http://www.thinbook.com/tutorials/intro-ai/story.html

It would be hard to overemphasize how much we have come to appreciate S.O.A.R. (Strengths, Opportunities, Aspirations, Results) in bringing about “change” in the settings we serve.  In order for this “process” to be most useful another tools is utilized: Appreciative Inquiry.

The link above takes you to a short, informative and powerful narrated powerpoint that gives the essential ideas of Appreciative Inquiry.

As a person who tries to use this method I greatly appreciated the full content but above all Assumption #4, ie, that the presence of a person in the room asking questions is going to shape the outcome of a meeting.  There is much to be learned from “agitating” (a word used in Community organizing to describe the “asking” of questions that help a person or group discover their ‘self interest’ or passion(s) or from “coaching”–defined as here, “the art of asking powerful questions to help the client or organization discover a “goal” or, more importantly, “What” is beneath that goal.  This informative narration will help see how that works in bringing about purposeful and powerful change as God’s Spirit works in and through us.

St. Cloud Food Packing – We Are Thankful – Liberia Bound

CaptureAttached is information about a local effort that will make a difference in providing food for people in Liberia who are battling Ebola.  This effort is happening through partnerships with Global Health Ministries and the Lutheran Church in Liberia.
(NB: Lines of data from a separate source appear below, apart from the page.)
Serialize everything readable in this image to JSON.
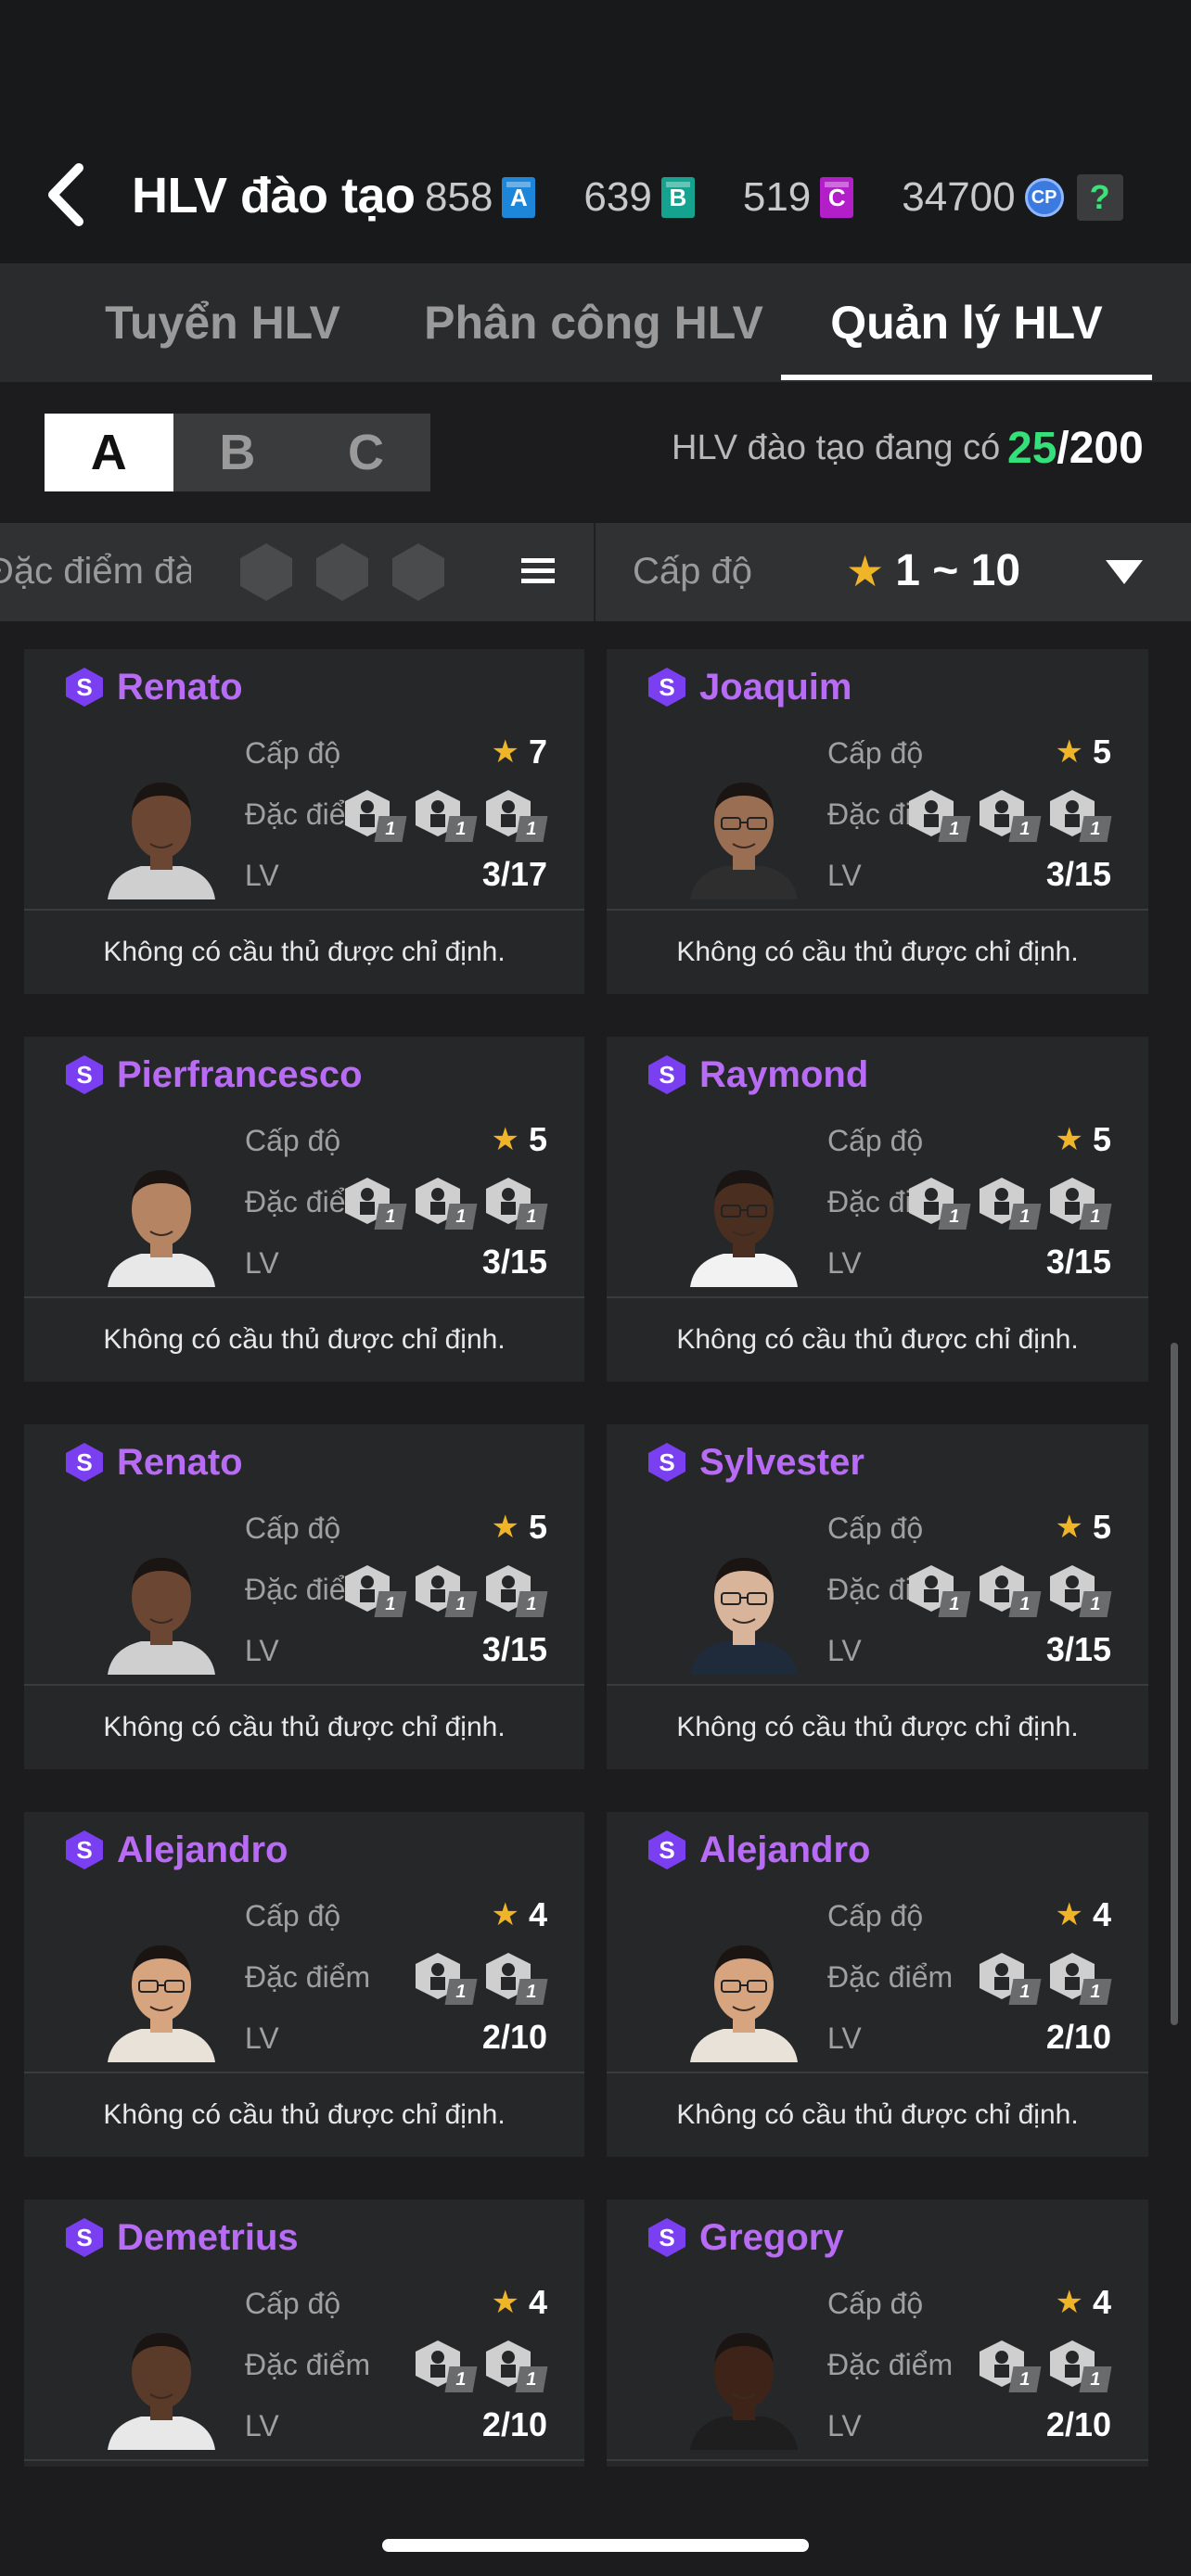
{
  "header": {
    "title": "HLV đào tạo",
    "currencies": [
      {
        "value": "858",
        "icon": "A",
        "name": "ticket-a",
        "color": "#1e86d8"
      },
      {
        "value": "639",
        "icon": "B",
        "name": "ticket-b",
        "color": "#15a38f"
      },
      {
        "value": "519",
        "icon": "C",
        "name": "ticket-c",
        "color": "#b21fc8"
      },
      {
        "value": "34700",
        "icon": "CP",
        "name": "cp-coin",
        "color": "#3d7ae0"
      }
    ],
    "help": "?"
  },
  "tabs": [
    {
      "label": "Tuyển HLV",
      "active": false
    },
    {
      "label": "Phân công HLV",
      "active": false
    },
    {
      "label": "Quản lý HLV",
      "active": true
    }
  ],
  "segment": {
    "options": [
      "A",
      "B",
      "C"
    ],
    "selected": "A"
  },
  "coach_count": {
    "label": "HLV đào tạo đang có",
    "current": "25",
    "max": "/200"
  },
  "filter": {
    "trait_label": "Đặc điểm đào",
    "level_label": "Cấp độ",
    "level_range": "1 ~ 10"
  },
  "labels": {
    "level": "Cấp độ",
    "traits": "Đặc điểm",
    "lv": "LV",
    "no_player": "Không có cầu thủ được chỉ định."
  },
  "coaches": [
    {
      "name": "Renato",
      "stars": "7",
      "lv": "3/17",
      "traits": [
        "1",
        "1",
        "1"
      ],
      "skin": "#6b4632",
      "shirt": "#cfcfcf",
      "glasses": false
    },
    {
      "name": "Joaquim",
      "stars": "5",
      "lv": "3/15",
      "traits": [
        "1",
        "1",
        "1"
      ],
      "skin": "#9a6e52",
      "shirt": "#2e2e2e",
      "glasses": true
    },
    {
      "name": "Pierfrancesco",
      "stars": "5",
      "lv": "3/15",
      "traits": [
        "1",
        "1",
        "1"
      ],
      "skin": "#b48463",
      "shirt": "#e8e8e8",
      "glasses": false
    },
    {
      "name": "Raymond",
      "stars": "5",
      "lv": "3/15",
      "traits": [
        "1",
        "1",
        "1"
      ],
      "skin": "#4a2e20",
      "shirt": "#f2f2f2",
      "glasses": true
    },
    {
      "name": "Renato",
      "stars": "5",
      "lv": "3/15",
      "traits": [
        "1",
        "1",
        "1"
      ],
      "skin": "#6b4632",
      "shirt": "#cfcfcf",
      "glasses": false
    },
    {
      "name": "Sylvester",
      "stars": "5",
      "lv": "3/15",
      "traits": [
        "1",
        "1",
        "1"
      ],
      "skin": "#d8b49a",
      "shirt": "#1f2a3a",
      "glasses": true
    },
    {
      "name": "Alejandro",
      "stars": "4",
      "lv": "2/10",
      "traits": [
        "1",
        "1"
      ],
      "skin": "#d6a47f",
      "shirt": "#e8e2d8",
      "glasses": true
    },
    {
      "name": "Alejandro",
      "stars": "4",
      "lv": "2/10",
      "traits": [
        "1",
        "1"
      ],
      "skin": "#d6a47f",
      "shirt": "#e8e2d8",
      "glasses": true
    },
    {
      "name": "Demetrius",
      "stars": "4",
      "lv": "2/10",
      "traits": [
        "1",
        "1"
      ],
      "skin": "#5a3a28",
      "shirt": "#e8e8e8",
      "glasses": false
    },
    {
      "name": "Gregory",
      "stars": "4",
      "lv": "2/10",
      "traits": [
        "1",
        "1"
      ],
      "skin": "#3e2418",
      "shirt": "#1e1e1e",
      "glasses": false
    }
  ]
}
The attached poster shows the details.  Here are the basics:

Kids Fighting Hunger “We Are Thankful” Food Packaging Event.  Goal: 285,000 meals.

Saturday, November 22, at the River’s Edge Convention Center in St. Cloud.

Sign-up at www.unitedwayhelps.org for one of 3 shifts: 9-11 a.m., 11 am-1 pm, or 1-3 pm.

People also can sign-up to help with registration and logistics by contacting Pam Beard, Executive Director for Kids Fighting Hunger, at Pamela.brd@gmail.com

Checks (Memo: Liberia) can be sent to help cover material costs and shipping: Kids Fighting Hunger, PO Box 7550, St. Cloud, MN 56302.

Ebola has been described as a slow-moving train-wreck.  One of our members from Liberia, Sampson Sarclay, started asking community leaders to help.  This food-packaging event, and others in the future, will make a difference!  Thanks for anything you can do to include this in print and encourage folks to participate.  God’s work. Our hands.

Pr. Dee Pederson